An exact copy of every entry is required, minus the pictures.

──────

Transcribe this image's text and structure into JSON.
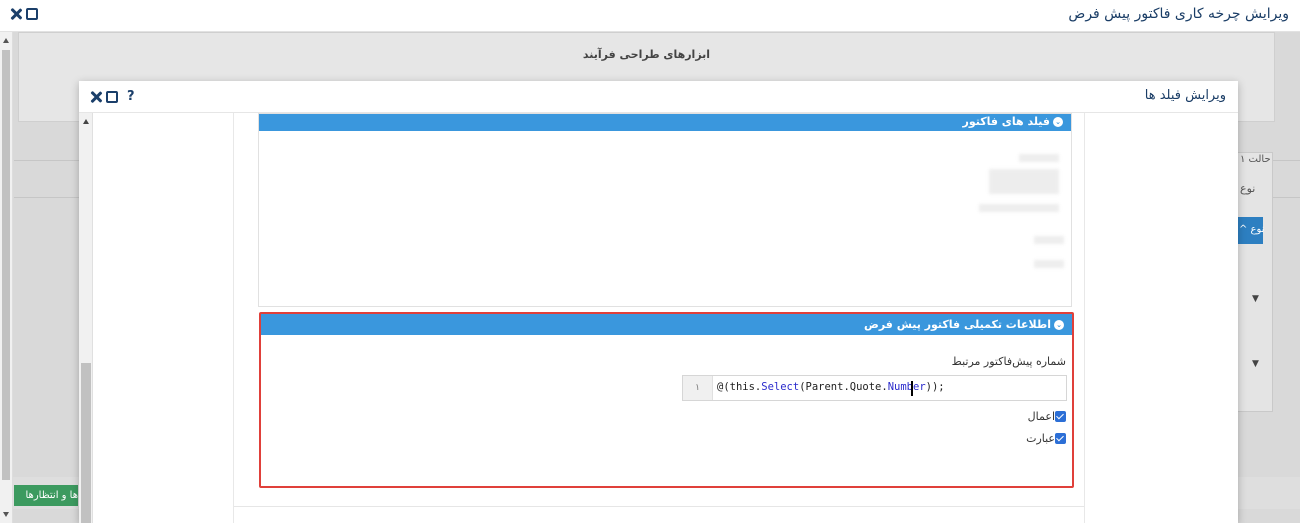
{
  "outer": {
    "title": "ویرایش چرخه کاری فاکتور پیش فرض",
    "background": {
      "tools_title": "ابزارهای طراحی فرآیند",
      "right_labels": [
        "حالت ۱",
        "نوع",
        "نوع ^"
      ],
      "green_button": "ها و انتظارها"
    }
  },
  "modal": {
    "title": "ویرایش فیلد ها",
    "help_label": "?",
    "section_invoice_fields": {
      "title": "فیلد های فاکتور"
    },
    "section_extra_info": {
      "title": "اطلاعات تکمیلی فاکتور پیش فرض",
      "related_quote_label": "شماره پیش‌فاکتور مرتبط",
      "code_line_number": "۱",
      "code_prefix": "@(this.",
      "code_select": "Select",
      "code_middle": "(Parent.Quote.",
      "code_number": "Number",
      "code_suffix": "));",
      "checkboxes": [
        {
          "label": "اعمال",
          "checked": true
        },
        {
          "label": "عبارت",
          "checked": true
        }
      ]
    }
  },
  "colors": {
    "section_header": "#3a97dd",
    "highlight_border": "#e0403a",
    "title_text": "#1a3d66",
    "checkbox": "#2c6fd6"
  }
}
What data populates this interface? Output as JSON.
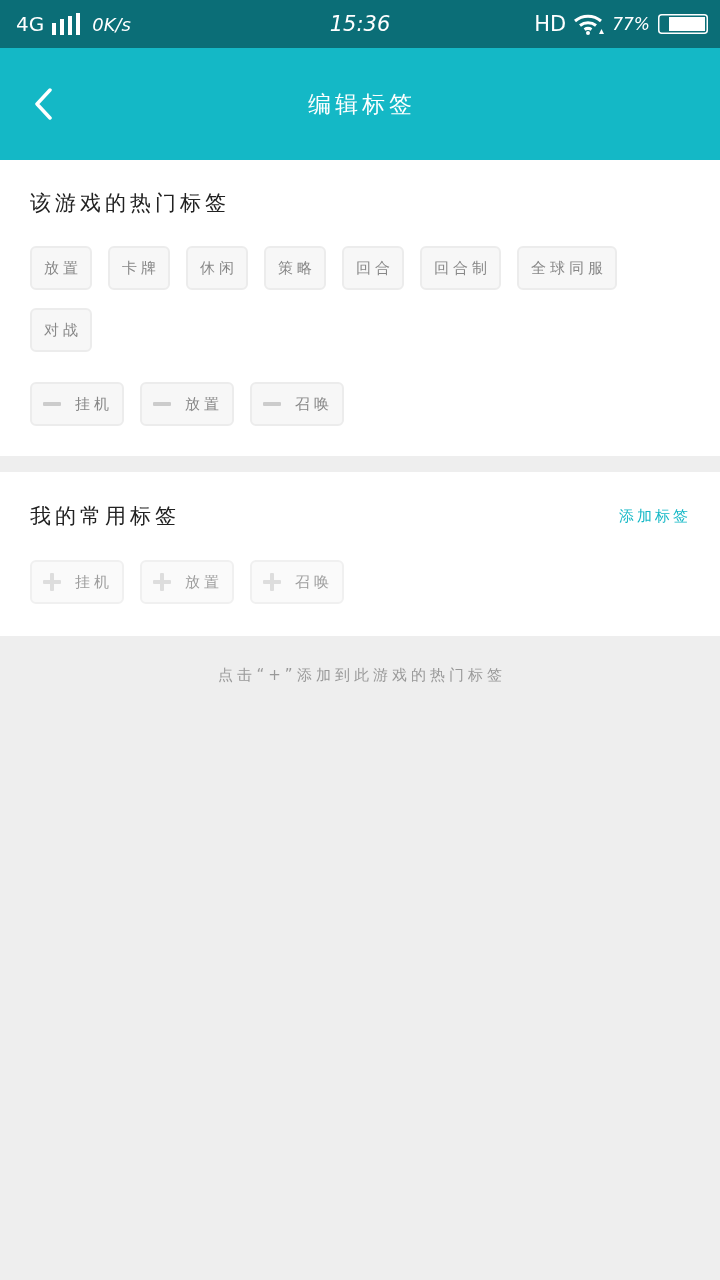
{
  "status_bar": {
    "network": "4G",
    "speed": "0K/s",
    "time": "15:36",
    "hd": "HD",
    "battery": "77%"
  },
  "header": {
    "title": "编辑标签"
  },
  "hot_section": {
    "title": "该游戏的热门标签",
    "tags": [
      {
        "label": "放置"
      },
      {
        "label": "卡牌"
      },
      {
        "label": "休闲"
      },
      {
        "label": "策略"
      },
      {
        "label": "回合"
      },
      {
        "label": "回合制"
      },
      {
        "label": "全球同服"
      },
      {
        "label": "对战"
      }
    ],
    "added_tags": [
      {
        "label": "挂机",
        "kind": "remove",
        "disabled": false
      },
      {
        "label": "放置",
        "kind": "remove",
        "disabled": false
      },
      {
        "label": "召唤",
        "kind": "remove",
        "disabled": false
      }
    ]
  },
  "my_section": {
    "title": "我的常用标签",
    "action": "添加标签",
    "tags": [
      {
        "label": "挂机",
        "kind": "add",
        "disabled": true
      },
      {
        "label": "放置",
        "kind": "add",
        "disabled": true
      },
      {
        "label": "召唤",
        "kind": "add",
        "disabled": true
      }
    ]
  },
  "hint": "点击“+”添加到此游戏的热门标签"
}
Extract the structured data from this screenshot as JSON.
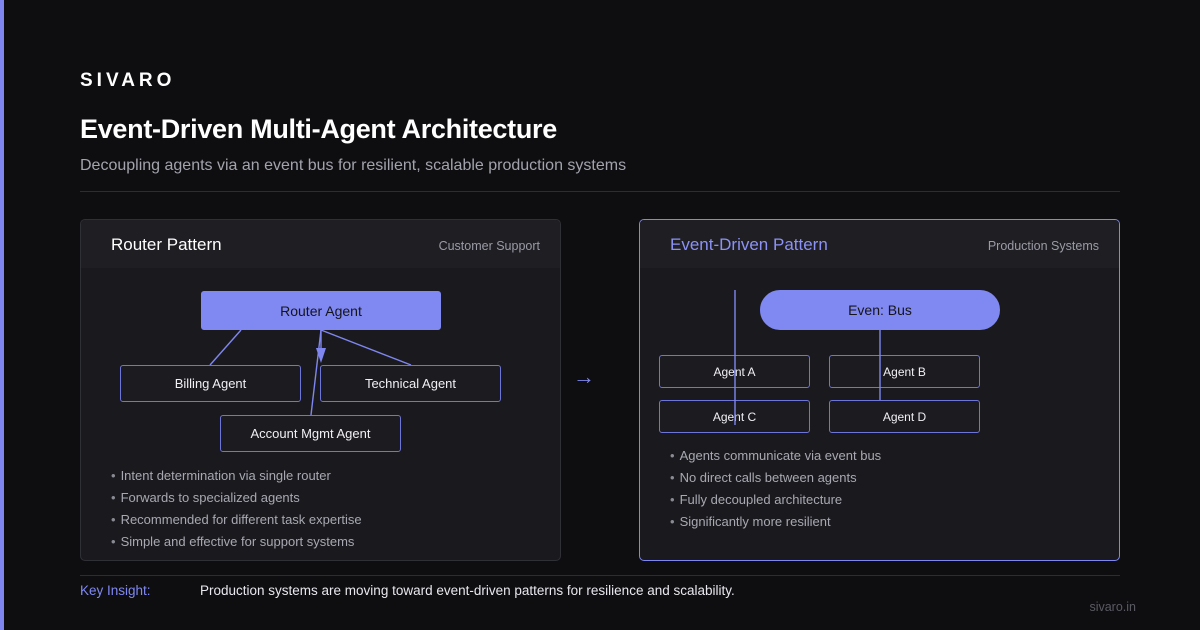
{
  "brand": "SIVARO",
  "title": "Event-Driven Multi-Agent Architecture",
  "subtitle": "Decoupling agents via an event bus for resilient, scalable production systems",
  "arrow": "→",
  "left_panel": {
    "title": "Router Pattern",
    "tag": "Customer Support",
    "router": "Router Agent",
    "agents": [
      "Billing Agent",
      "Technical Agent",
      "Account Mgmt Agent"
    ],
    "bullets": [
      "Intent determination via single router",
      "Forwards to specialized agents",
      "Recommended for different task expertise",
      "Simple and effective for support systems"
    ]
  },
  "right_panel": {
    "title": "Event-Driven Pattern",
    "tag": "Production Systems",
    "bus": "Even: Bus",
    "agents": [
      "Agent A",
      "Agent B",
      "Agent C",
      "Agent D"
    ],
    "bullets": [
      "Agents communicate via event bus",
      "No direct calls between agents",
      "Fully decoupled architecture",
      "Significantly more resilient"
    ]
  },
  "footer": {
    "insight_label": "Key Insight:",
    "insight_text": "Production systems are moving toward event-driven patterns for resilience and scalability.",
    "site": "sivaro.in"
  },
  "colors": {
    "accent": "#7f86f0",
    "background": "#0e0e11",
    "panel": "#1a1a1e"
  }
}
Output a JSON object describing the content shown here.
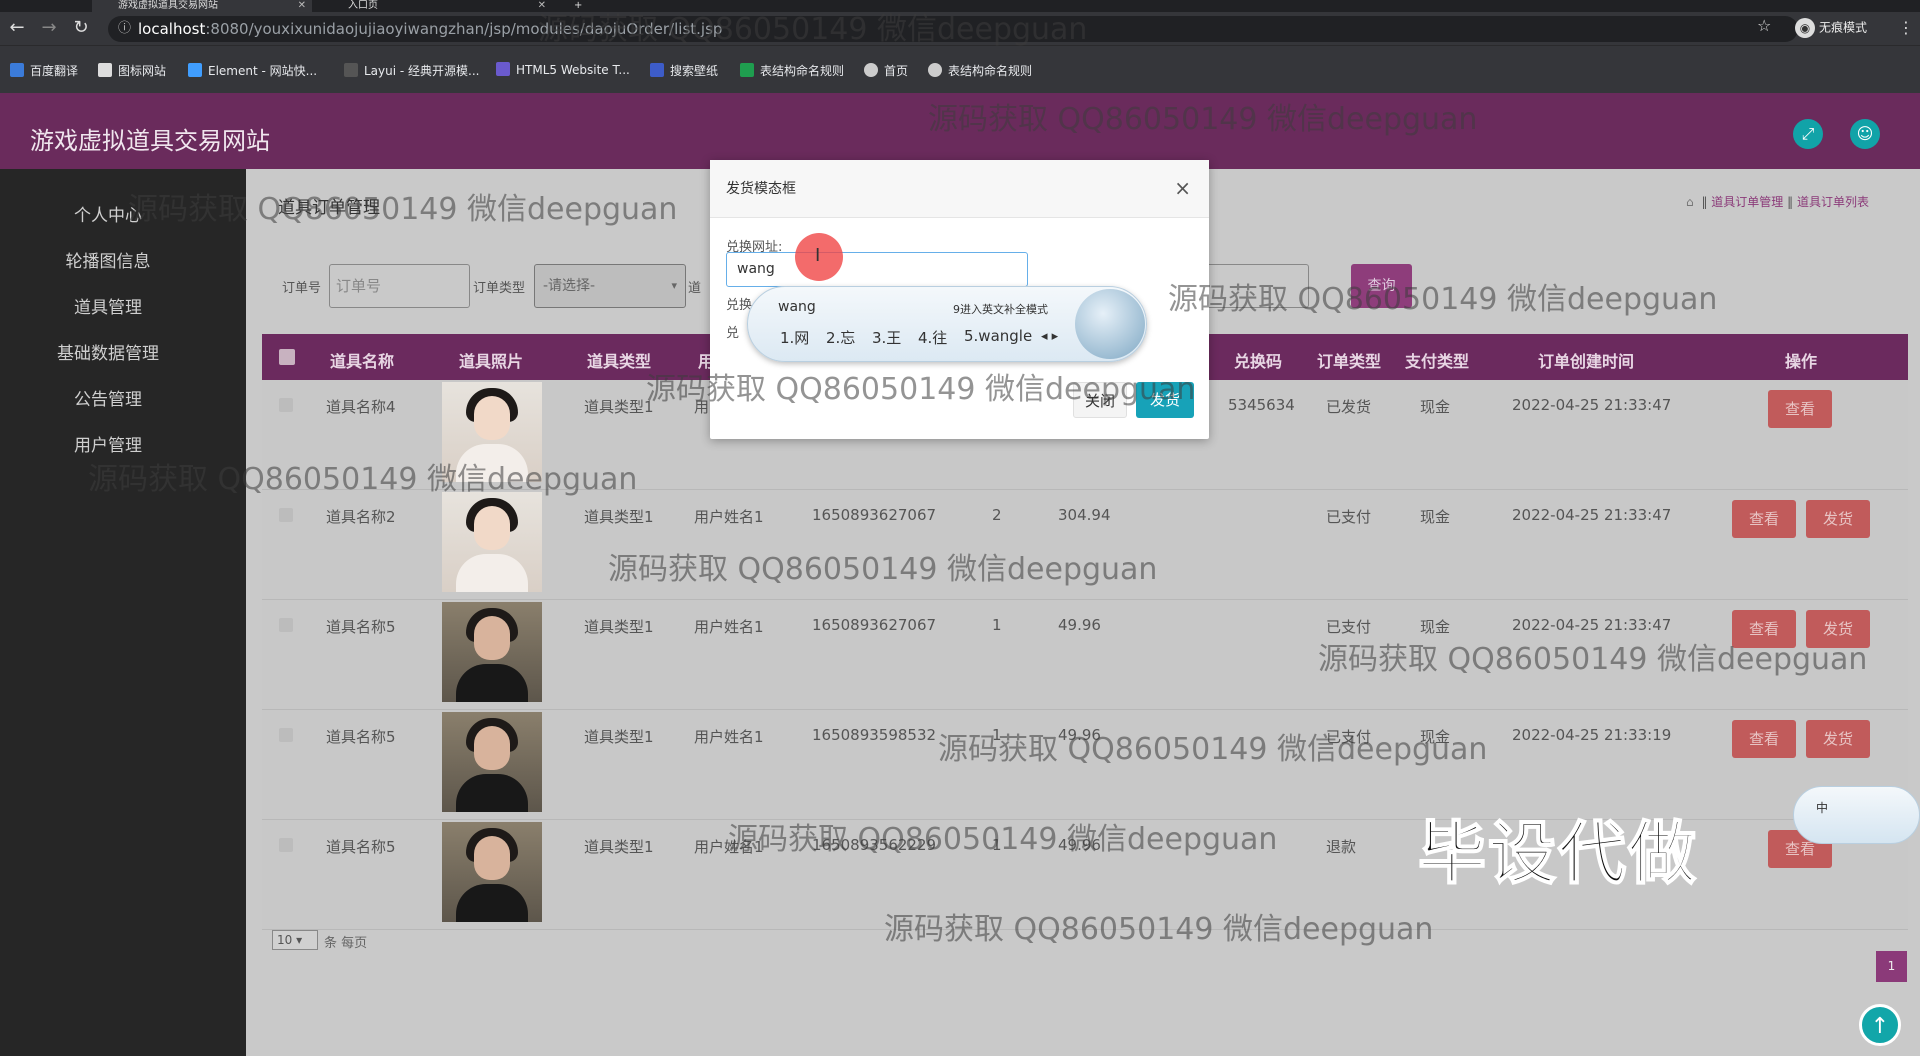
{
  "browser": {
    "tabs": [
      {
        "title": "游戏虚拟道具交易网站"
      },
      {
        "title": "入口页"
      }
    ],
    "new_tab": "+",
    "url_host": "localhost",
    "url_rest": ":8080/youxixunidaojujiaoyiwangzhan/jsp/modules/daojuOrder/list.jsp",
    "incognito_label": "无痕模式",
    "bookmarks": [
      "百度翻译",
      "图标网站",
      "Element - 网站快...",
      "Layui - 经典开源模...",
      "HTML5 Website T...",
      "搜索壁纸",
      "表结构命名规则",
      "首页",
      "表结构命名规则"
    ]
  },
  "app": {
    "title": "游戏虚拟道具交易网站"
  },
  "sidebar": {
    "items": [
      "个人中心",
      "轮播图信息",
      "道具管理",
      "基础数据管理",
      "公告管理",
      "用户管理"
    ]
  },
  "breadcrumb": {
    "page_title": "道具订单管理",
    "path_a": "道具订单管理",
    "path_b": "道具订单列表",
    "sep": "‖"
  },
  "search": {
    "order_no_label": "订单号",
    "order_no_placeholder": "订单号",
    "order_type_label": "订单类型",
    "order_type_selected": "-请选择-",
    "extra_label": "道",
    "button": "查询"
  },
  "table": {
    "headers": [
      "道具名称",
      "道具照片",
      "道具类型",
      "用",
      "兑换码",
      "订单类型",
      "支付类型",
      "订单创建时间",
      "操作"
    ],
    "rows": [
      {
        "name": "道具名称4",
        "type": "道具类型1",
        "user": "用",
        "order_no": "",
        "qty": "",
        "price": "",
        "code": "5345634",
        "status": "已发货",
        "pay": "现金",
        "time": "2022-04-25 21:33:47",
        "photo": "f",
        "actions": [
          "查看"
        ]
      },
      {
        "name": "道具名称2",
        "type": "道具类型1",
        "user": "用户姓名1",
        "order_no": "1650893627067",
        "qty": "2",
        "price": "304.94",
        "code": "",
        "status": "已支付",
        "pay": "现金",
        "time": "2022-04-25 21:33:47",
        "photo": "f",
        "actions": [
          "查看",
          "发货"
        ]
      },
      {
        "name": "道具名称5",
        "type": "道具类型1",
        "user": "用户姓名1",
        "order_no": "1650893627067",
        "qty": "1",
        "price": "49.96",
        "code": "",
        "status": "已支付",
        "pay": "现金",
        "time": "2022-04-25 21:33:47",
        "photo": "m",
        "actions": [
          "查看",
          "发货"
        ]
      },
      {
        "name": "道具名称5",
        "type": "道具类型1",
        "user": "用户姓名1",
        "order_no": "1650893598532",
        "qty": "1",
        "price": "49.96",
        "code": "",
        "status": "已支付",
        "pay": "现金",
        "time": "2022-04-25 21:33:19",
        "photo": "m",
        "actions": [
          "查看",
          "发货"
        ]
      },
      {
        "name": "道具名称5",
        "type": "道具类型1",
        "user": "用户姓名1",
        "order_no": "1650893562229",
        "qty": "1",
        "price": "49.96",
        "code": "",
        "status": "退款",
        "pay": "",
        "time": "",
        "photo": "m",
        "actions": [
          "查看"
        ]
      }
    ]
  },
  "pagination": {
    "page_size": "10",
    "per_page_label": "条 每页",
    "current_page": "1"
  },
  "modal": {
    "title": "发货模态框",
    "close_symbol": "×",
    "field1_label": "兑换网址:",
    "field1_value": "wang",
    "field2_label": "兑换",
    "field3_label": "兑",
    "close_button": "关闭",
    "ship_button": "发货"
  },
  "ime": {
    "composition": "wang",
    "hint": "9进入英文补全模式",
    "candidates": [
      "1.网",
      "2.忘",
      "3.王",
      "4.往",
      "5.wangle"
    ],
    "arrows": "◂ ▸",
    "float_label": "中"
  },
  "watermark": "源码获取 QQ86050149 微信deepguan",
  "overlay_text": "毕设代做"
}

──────

Exercise solution:
Transcribe this image's text and structure into JSON.
{
  "outer": {
    "title": "ویرایش چرخه کاری فاکتور پیش فرض",
    "background": {
      "tools_title": "ابزارهای طراحی فرآیند",
      "right_labels": [
        "حالت ۱",
        "نوع",
        "نوع ^"
      ],
      "green_button": "ها و انتظارها"
    }
  },
  "modal": {
    "title": "ویرایش فیلد ها",
    "help_label": "?",
    "section_invoice_fields": {
      "title": "فیلد های فاکتور"
    },
    "section_extra_info": {
      "title": "اطلاعات تکمیلی فاکتور پیش فرض",
      "related_quote_label": "شماره پیش‌فاکتور مرتبط",
      "code_line_number": "۱",
      "code_prefix": "@(this.",
      "code_select": "Select",
      "code_middle": "(Parent.Quote.",
      "code_number": "Number",
      "code_suffix": "));",
      "checkboxes": [
        {
          "label": "اعمال",
          "checked": true
        },
        {
          "label": "عبارت",
          "checked": true
        }
      ]
    }
  },
  "colors": {
    "section_header": "#3a97dd",
    "highlight_border": "#e0403a",
    "title_text": "#1a3d66",
    "checkbox": "#2c6fd6"
  }
}
What data populates this interface? Output as JSON.
{
  "status_bar": {
    "network": "4G",
    "speed": "0K/s",
    "time": "15:36",
    "hd": "HD",
    "battery": "77%"
  },
  "header": {
    "title": "编辑标签"
  },
  "hot_section": {
    "title": "该游戏的热门标签",
    "tags": [
      {
        "label": "放置"
      },
      {
        "label": "卡牌"
      },
      {
        "label": "休闲"
      },
      {
        "label": "策略"
      },
      {
        "label": "回合"
      },
      {
        "label": "回合制"
      },
      {
        "label": "全球同服"
      },
      {
        "label": "对战"
      }
    ],
    "added_tags": [
      {
        "label": "挂机",
        "kind": "remove",
        "disabled": false
      },
      {
        "label": "放置",
        "kind": "remove",
        "disabled": false
      },
      {
        "label": "召唤",
        "kind": "remove",
        "disabled": false
      }
    ]
  },
  "my_section": {
    "title": "我的常用标签",
    "action": "添加标签",
    "tags": [
      {
        "label": "挂机",
        "kind": "add",
        "disabled": true
      },
      {
        "label": "放置",
        "kind": "add",
        "disabled": true
      },
      {
        "label": "召唤",
        "kind": "add",
        "disabled": true
      }
    ]
  },
  "hint": "点击“+”添加到此游戏的热门标签"
}
Extract the structured data from this screenshot as JSON.
{
  "brand": "SIVARO",
  "title": "Event-Driven Multi-Agent Architecture",
  "subtitle": "Decoupling agents via an event bus for resilient, scalable production systems",
  "arrow": "→",
  "left_panel": {
    "title": "Router Pattern",
    "tag": "Customer Support",
    "router": "Router Agent",
    "agents": [
      "Billing Agent",
      "Technical Agent",
      "Account Mgmt Agent"
    ],
    "bullets": [
      "Intent determination via single router",
      "Forwards to specialized agents",
      "Recommended for different task expertise",
      "Simple and effective for support systems"
    ]
  },
  "right_panel": {
    "title": "Event-Driven Pattern",
    "tag": "Production Systems",
    "bus": "Even: Bus",
    "agents": [
      "Agent A",
      "Agent B",
      "Agent C",
      "Agent D"
    ],
    "bullets": [
      "Agents communicate via event bus",
      "No direct calls between agents",
      "Fully decoupled architecture",
      "Significantly more resilient"
    ]
  },
  "footer": {
    "insight_label": "Key Insight:",
    "insight_text": "Production systems are moving toward event-driven patterns for resilience and scalability.",
    "site": "sivaro.in"
  },
  "colors": {
    "accent": "#7f86f0",
    "background": "#0e0e11",
    "panel": "#1a1a1e"
  }
}
Output a JSON object describing the content shown here.
{
  "browser": {
    "tabs": [
      {
        "title": "游戏虚拟道具交易网站"
      },
      {
        "title": "入口页"
      }
    ],
    "new_tab": "+",
    "url_host": "localhost",
    "url_rest": ":8080/youxixunidaojujiaoyiwangzhan/jsp/modules/daojuOrder/list.jsp",
    "incognito_label": "无痕模式",
    "bookmarks": [
      "百度翻译",
      "图标网站",
      "Element - 网站快...",
      "Layui - 经典开源模...",
      "HTML5 Website T...",
      "搜索壁纸",
      "表结构命名规则",
      "首页",
      "表结构命名规则"
    ]
  },
  "app": {
    "title": "游戏虚拟道具交易网站"
  },
  "sidebar": {
    "items": [
      "个人中心",
      "轮播图信息",
      "道具管理",
      "基础数据管理",
      "公告管理",
      "用户管理"
    ]
  },
  "breadcrumb": {
    "page_title": "道具订单管理",
    "path_a": "道具订单管理",
    "path_b": "道具订单列表",
    "sep": "‖"
  },
  "search": {
    "order_no_label": "订单号",
    "order_no_placeholder": "订单号",
    "order_type_label": "订单类型",
    "order_type_selected": "-请选择-",
    "extra_label": "道",
    "button": "查询"
  },
  "table": {
    "headers": [
      "道具名称",
      "道具照片",
      "道具类型",
      "用",
      "兑换码",
      "订单类型",
      "支付类型",
      "订单创建时间",
      "操作"
    ],
    "rows": [
      {
        "name": "道具名称4",
        "type": "道具类型1",
        "user": "用",
        "order_no": "",
        "qty": "",
        "price": "",
        "code": "5345634",
        "status": "已发货",
        "pay": "现金",
        "time": "2022-04-25 21:33:47",
        "photo": "f",
        "actions": [
          "查看"
        ]
      },
      {
        "name": "道具名称2",
        "type": "道具类型1",
        "user": "用户姓名1",
        "order_no": "1650893627067",
        "qty": "2",
        "price": "304.94",
        "code": "",
        "status": "已支付",
        "pay": "现金",
        "time": "2022-04-25 21:33:47",
        "photo": "f",
        "actions": [
          "查看",
          "发货"
        ]
      },
      {
        "name": "道具名称5",
        "type": "道具类型1",
        "user": "用户姓名1",
        "order_no": "1650893627067",
        "qty": "1",
        "price": "49.96",
        "code": "",
        "status": "已支付",
        "pay": "现金",
        "time": "2022-04-25 21:33:47",
        "photo": "m",
        "actions": [
          "查看",
          "发货"
        ]
      },
      {
        "name": "道具名称5",
        "type": "道具类型1",
        "user": "用户姓名1",
        "order_no": "1650893598532",
        "qty": "1",
        "price": "49.96",
        "code": "",
        "status": "已支付",
        "pay": "现金",
        "time": "2022-04-25 21:33:19",
        "photo": "m",
        "actions": [
          "查看",
          "发货"
        ]
      },
      {
        "name": "道具名称5",
        "type": "道具类型1",
        "user": "用户姓名1",
        "order_no": "1650893562229",
        "qty": "1",
        "price": "49.96",
        "code": "",
        "status": "退款",
        "pay": "",
        "time": "",
        "photo": "m",
        "actions": [
          "查看"
        ]
      }
    ]
  },
  "pagination": {
    "page_size": "10",
    "per_page_label": "条 每页",
    "current_page": "1"
  },
  "modal": {
    "title": "发货模态框",
    "close_symbol": "×",
    "field1_label": "兑换网址:",
    "field1_value": "wang",
    "field2_label": "兑换",
    "field3_label": "兑",
    "close_button": "关闭",
    "ship_button": "发货"
  },
  "ime": {
    "composition": "wang",
    "hint": "9进入英文补全模式",
    "candidates": [
      "1.网",
      "2.忘",
      "3.王",
      "4.往",
      "5.wangle"
    ],
    "arrows": "◂ ▸",
    "float_label": "中"
  },
  "watermark": "源码获取 QQ86050149 微信deepguan",
  "overlay_text": "毕设代做"
}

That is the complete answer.